Americans are changing how they invest their money, and credit union executives should be aware of the trends.

Numbers don't lie, and the statistics suggest that credit unions are growing within the United States. Membership at credit unions increased by 0.9 percent in the first quarter of 2015, according to the Credit Union National Association. During the 12 months from April 2014 to March 2015, membership rose 2.9 percent, well above the national population growth, which saw a 0.7 percent increase.

For credit union executives, this is wonderful news. The more members a credit union has, the more money at its disposal to hire employees, hand out loans and help members make investments. However, executives should know that while more Americans than ever before are choosing to join credit unions, these same people are changing how they invest their money.

Credit card debt dropping
One of the biggest changes in thinking among American consumers concerns debt.
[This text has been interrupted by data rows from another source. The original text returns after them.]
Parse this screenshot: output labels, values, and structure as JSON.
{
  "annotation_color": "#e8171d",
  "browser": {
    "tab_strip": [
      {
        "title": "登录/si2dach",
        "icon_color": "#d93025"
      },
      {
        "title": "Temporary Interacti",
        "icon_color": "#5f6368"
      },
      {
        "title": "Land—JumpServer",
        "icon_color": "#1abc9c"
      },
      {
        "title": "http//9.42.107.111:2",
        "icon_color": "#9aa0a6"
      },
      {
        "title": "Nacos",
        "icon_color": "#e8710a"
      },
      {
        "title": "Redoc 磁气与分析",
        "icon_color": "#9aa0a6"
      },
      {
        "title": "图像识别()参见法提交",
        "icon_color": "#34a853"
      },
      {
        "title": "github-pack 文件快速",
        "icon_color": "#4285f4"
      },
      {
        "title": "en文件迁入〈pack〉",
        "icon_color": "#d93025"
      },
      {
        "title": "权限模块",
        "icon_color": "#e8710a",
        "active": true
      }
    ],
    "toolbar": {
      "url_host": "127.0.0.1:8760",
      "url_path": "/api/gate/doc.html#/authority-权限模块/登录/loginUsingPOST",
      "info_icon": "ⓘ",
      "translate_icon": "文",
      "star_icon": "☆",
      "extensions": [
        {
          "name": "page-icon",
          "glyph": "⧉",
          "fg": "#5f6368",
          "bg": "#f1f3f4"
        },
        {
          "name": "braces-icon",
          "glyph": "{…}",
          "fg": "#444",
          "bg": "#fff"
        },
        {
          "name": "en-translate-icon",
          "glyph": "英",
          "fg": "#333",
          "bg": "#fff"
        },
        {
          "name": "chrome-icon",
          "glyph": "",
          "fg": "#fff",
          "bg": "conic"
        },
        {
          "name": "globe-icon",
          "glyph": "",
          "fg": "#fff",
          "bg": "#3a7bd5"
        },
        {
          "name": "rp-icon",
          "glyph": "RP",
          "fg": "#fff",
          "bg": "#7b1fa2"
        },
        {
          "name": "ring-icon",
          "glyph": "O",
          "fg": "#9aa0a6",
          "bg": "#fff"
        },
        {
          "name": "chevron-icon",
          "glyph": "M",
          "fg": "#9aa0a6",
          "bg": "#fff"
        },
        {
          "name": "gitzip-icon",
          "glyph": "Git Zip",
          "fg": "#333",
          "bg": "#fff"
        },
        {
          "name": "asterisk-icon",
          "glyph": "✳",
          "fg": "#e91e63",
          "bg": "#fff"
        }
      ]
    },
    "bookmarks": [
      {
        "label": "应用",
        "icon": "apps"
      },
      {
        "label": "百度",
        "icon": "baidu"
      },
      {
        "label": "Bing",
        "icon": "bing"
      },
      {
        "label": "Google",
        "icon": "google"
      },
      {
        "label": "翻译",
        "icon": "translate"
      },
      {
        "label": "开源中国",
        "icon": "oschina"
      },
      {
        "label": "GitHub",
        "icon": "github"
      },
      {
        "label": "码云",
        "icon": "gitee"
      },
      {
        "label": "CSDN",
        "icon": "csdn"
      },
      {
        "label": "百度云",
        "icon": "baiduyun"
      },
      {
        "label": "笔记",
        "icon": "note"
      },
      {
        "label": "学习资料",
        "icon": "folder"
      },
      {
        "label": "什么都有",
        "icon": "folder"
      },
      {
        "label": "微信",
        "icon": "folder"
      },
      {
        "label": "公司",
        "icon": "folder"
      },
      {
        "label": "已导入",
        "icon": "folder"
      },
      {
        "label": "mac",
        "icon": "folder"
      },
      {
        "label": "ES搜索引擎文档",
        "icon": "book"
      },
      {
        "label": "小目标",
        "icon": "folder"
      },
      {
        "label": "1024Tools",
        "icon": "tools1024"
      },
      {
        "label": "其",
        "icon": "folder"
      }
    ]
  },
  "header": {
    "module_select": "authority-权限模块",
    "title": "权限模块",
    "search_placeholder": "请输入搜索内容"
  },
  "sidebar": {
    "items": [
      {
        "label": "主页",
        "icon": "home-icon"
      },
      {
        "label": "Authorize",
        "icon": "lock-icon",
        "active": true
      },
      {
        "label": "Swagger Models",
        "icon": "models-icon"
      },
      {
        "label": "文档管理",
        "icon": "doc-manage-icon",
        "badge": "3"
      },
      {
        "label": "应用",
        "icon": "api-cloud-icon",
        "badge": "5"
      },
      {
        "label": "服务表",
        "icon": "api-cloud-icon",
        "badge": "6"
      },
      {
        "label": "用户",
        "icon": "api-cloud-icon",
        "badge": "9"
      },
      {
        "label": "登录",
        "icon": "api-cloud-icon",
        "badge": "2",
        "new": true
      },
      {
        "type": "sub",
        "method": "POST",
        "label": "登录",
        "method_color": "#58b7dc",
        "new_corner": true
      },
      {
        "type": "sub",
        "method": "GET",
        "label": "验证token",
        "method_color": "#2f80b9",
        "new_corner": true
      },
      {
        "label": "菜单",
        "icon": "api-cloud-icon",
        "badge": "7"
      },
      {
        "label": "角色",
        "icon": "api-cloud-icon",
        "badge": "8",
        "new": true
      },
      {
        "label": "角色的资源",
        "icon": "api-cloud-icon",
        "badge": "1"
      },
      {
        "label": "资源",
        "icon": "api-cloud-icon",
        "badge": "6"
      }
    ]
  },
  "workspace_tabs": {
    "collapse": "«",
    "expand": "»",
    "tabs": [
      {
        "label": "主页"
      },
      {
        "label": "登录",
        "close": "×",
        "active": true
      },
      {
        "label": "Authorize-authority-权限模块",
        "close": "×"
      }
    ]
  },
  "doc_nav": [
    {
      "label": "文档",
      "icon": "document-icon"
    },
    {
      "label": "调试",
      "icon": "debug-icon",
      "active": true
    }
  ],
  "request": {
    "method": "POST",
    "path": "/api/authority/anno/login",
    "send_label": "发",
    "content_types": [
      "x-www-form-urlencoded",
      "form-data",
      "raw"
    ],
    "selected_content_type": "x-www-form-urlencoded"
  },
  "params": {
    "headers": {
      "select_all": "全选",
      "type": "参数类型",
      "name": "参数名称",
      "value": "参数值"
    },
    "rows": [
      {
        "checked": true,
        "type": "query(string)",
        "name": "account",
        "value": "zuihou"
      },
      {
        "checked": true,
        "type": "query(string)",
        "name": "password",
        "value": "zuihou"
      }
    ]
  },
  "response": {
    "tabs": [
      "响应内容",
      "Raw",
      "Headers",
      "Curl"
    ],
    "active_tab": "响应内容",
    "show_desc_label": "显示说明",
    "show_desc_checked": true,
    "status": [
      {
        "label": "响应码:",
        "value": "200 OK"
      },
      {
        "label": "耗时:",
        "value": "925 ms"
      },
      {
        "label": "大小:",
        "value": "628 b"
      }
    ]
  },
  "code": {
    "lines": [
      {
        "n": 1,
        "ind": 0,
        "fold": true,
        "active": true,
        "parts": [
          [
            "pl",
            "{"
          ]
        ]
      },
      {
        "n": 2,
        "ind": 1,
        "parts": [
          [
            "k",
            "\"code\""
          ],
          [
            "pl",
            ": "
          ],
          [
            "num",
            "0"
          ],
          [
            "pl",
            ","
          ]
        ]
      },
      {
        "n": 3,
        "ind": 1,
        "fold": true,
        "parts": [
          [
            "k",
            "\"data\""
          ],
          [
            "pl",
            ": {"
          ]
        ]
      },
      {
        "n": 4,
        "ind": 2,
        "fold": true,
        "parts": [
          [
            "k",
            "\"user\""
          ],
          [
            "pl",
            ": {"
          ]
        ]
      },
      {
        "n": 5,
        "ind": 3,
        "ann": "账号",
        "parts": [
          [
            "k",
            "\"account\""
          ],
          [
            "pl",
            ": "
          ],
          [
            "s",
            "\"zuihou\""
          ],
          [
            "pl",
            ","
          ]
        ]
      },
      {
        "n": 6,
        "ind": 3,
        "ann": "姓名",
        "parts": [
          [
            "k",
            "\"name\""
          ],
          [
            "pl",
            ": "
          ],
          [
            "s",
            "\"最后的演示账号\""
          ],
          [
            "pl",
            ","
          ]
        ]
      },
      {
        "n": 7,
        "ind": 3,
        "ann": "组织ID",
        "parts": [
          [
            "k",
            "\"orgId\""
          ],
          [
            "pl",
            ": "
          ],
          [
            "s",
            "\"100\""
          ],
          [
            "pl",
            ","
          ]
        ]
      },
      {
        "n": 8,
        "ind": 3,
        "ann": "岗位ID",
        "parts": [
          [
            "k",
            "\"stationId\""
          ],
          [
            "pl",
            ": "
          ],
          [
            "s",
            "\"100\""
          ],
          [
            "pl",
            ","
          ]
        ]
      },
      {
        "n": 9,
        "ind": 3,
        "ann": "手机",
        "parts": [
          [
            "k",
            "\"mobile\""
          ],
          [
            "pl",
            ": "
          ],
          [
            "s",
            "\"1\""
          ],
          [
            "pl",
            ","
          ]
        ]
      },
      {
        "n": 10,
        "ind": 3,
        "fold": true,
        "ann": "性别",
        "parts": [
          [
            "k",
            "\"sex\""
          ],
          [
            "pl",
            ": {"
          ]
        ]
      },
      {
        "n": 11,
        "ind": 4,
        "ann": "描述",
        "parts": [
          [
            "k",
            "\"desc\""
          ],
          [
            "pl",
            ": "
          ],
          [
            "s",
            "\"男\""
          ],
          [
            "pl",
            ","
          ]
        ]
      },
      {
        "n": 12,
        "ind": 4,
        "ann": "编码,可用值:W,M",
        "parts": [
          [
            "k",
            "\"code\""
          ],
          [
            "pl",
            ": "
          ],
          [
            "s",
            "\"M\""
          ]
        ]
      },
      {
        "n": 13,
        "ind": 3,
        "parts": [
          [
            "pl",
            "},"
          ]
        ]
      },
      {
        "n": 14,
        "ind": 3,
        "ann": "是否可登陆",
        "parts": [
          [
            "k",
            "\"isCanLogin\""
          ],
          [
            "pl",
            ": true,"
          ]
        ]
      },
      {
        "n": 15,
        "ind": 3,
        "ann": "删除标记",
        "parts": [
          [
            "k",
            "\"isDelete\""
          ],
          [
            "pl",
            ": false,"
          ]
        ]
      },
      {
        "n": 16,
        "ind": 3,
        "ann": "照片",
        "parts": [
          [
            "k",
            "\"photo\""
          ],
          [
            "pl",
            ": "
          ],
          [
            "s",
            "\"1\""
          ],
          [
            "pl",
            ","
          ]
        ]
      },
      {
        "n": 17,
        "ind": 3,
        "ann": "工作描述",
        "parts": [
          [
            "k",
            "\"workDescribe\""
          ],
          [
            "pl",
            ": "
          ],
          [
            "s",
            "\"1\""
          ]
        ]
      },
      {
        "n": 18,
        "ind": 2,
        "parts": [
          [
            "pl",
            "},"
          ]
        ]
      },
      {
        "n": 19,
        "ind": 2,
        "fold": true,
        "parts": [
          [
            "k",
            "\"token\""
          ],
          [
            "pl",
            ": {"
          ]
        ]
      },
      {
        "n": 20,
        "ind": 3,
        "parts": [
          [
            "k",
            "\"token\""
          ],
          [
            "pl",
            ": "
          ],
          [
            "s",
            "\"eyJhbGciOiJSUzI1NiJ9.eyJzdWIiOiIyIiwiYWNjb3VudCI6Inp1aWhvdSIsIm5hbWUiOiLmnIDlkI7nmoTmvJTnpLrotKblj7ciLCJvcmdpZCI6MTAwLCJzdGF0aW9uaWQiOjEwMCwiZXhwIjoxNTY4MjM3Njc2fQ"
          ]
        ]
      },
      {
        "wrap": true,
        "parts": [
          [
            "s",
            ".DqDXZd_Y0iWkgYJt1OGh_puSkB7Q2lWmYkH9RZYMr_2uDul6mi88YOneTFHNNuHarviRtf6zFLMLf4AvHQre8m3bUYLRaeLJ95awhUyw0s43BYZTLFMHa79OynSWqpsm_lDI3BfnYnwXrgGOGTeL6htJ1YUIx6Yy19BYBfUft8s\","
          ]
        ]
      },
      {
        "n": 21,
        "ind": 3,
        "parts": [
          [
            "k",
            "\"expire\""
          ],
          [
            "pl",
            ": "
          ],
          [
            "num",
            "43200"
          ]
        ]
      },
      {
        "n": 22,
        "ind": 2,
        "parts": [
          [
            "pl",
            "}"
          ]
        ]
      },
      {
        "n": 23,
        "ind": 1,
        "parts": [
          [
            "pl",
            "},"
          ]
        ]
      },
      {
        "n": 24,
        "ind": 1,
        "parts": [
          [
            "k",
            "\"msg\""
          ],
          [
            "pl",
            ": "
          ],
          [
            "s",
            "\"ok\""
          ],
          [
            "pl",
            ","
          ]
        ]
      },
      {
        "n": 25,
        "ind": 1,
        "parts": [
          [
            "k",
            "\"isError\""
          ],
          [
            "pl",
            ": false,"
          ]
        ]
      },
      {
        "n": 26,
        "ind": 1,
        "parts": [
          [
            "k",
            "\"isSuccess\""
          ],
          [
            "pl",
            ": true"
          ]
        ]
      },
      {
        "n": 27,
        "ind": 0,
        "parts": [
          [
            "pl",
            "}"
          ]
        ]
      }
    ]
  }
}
Paying off debt is an issue the affects many people. The average American owes more than $7,000 in credit card debt, according to financial blog NerdWallet. If citizens with no debt are eliminated from the equation, then the average person has an outstanding credit card balance of more than twice that, a total of $15,706.

Credit card debt is among the biggest areas where Americans are adjusting their way of thinking. In 2014, credit card debt accounted for 6.52 percent of the nation's overall household debt, according to a recent Nilson survey. That is the lowest percentage of overall consumer credit since 1990.

The inverse of that is that loan quality for credit unions improved, as delinquencies fell from 0.85 percent at the end of 2014 to 0.69 percent at the end of 2015's first quarter, according to CUNA statistics. More people are paying their credit card bill every month to avoid falling further into debt.

Net chargeoffs, which represent the value of loans and leases removed from the books and charged against loss reserves, also dropped, according to the CUNA. The amount of accounts listed as chargeoff was 0.53 percent in the fourth quarter of 2014, compared  to 0.47 percent in the first quarter of 2015. The lower the percentages, the more a credit union collected than it handed out.

Both the delinquency ratio and the net chargeoff rate are at their lowest readings since 2006 and both are very close to all-time lows, the CUNA stated in its first quarter report.

For credit union executives, these are exciting times. More and more Americans are seeing the value in using credit unions as their financial institutions of choice. However, executives must be aware of the changes in debt payment strategies among Americans in order to make the most of their membership.